The Flip Side of Safe Standing
Last week, a good friend of mine pointed me in the direction of some rather wise words of advice from a programme dated March 4th, 1922.
“You will add to the comfort of all persons in the Stand if you will KEEP YOUR SEATS, instead of bobbing up and down”, a clearly irritated official warned the gathered Huddersfield Town and Millwall fans. “If all of you KEEP SEATED all can see the GAME IN COMFORT.”
Proof, if ever you needed it, that the more things change, the more they stay the same.
Indeed, over the past year or so, sports journalists have dedicated a surprising amount of column inches to the issue of standing and sitting at football matches. Most have been in support of the FSF’s Safe Standing Campaign, but there’s another, equally important side to the coin, and that’s the ability of supporters to sit in their assigned seat at away games.
Predictably, this is one of those things in life that falls into the category ‘easier said than done’. Several people have told me that they’ve lost count of the number of games where their view has been blocked by groups of standing supporters, while others have turned up on match-days only to find their seat occupied by someone else.
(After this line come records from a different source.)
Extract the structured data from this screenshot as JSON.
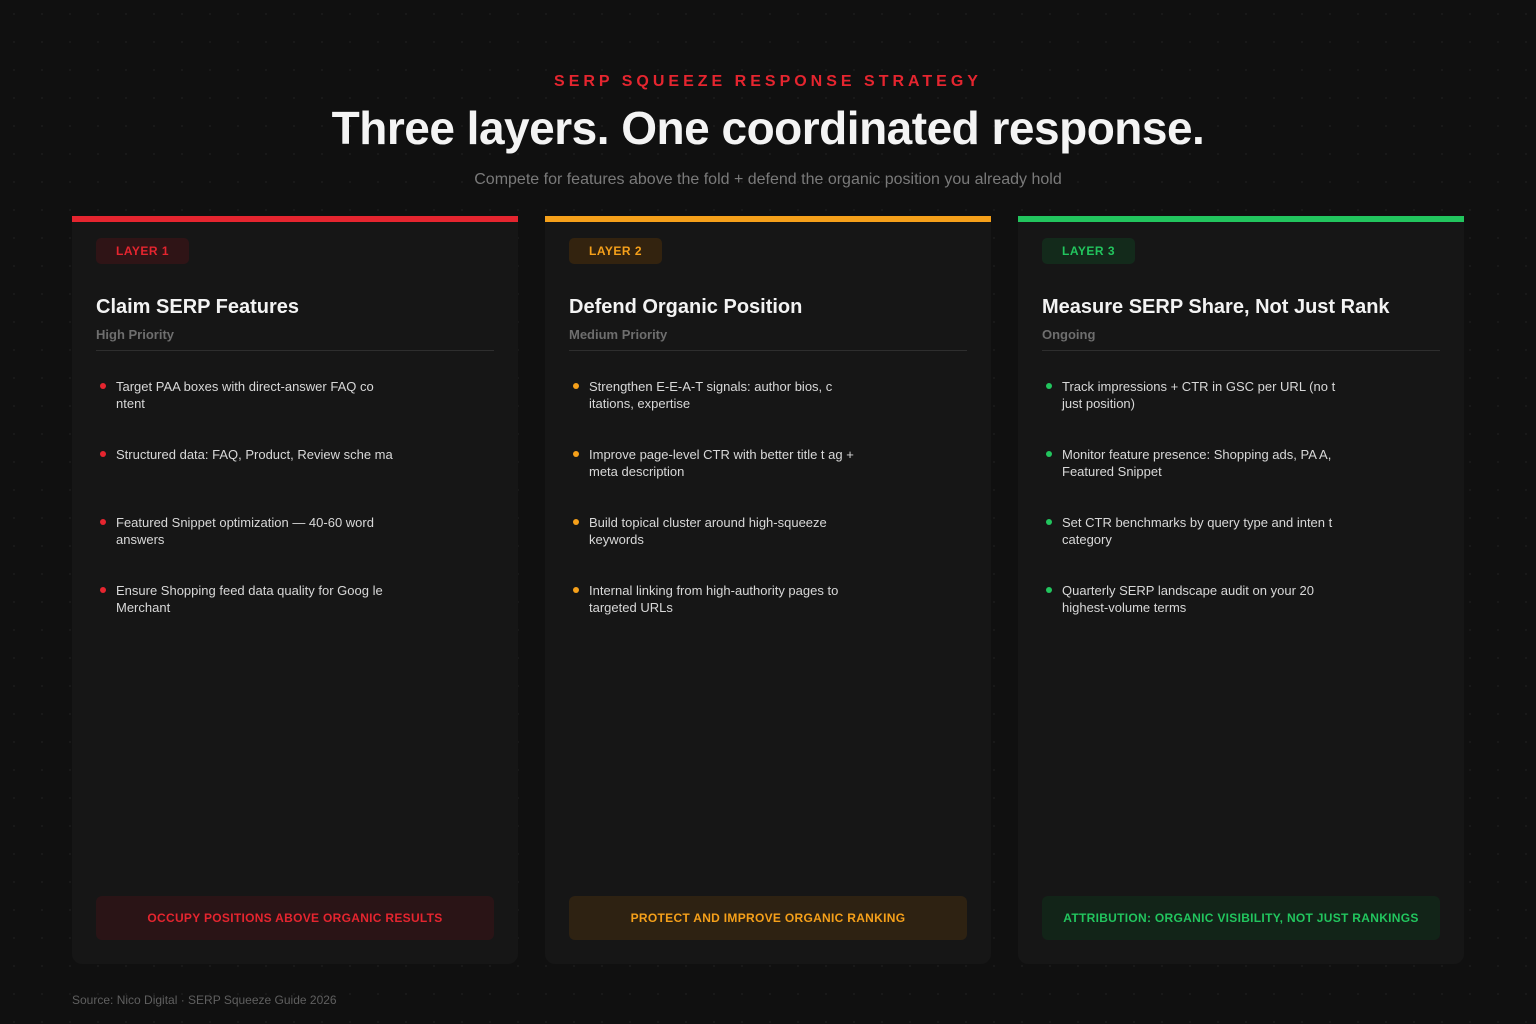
{
  "header": {
    "kicker": "SERP SQUEEZE RESPONSE STRATEGY",
    "title": "Three layers. One coordinated response.",
    "subtitle": "Compete for features above the fold + defend the organic position you already hold"
  },
  "colors": {
    "layer1": "#e5252f",
    "layer2": "#f5a01a",
    "layer3": "#22c55e"
  },
  "cards": [
    {
      "badge": "LAYER 1",
      "title": "Claim SERP Features",
      "priority": "High Priority",
      "items": [
        "Target PAA boxes with direct-answer FAQ co ntent",
        "Structured data: FAQ, Product, Review sche ma",
        "Featured Snippet optimization — 40-60 word answers",
        "Ensure Shopping feed data quality for Goog le Merchant"
      ],
      "footer": "OCCUPY POSITIONS ABOVE ORGANIC RESULTS"
    },
    {
      "badge": "LAYER 2",
      "title": "Defend Organic Position",
      "priority": "Medium Priority",
      "items": [
        "Strengthen E-E-A-T signals: author bios, c itations, expertise",
        "Improve page-level CTR with better title t ag + meta description",
        "Build topical cluster around high-squeeze keywords",
        "Internal linking from high-authority pages to targeted URLs"
      ],
      "footer": "PROTECT AND IMPROVE ORGANIC RANKING"
    },
    {
      "badge": "LAYER 3",
      "title": "Measure SERP Share, Not Just Rank",
      "priority": "Ongoing",
      "items": [
        "Track impressions + CTR in GSC per URL (no t just position)",
        "Monitor feature presence: Shopping ads, PA A, Featured Snippet",
        "Set CTR benchmarks by query type and inten t category",
        "Quarterly SERP landscape audit on your 20 highest-volume terms"
      ],
      "footer": "ATTRIBUTION: ORGANIC VISIBILITY, NOT JUST RANKINGS"
    }
  ],
  "source": "Source: Nico Digital · SERP Squeeze Guide 2026"
}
This state of affairs is often compounded by an inconsiderate attitude from fellow supporters, as well as poor stewarding. For the elderly and those with conditions that prevent prolonged standing, this can be incredibly frustrating and dispiriting, and I know of at least two cases where it’s caused long-time fans to avoid away fixtures altogether.
Thankfully, the solution is obvious, straightforward, and should please just about everyone.
All clubs have to do is allocate block seating, with an unreserved section at the back for those who want to stand (marked ‘S’ for singing, of course), and a reserved section in front for those who want to sit. Barring some unforeseen bureaucratic obstacle, it shouldn’t be too hard to extend the block scheme to those who pay on the day.
Countless clubs across Europe operate a similar system, as do a number of British clubs, so we know it works. Perhaps it’s time for the rest to follow suit.
James A. Chisem is a freelance writer. He is a keen advocate of supporter involvement in decision-making at club and league level. You can find the rest of his semi-cogent ramblings here, or follow him on Twitter @jachiz89.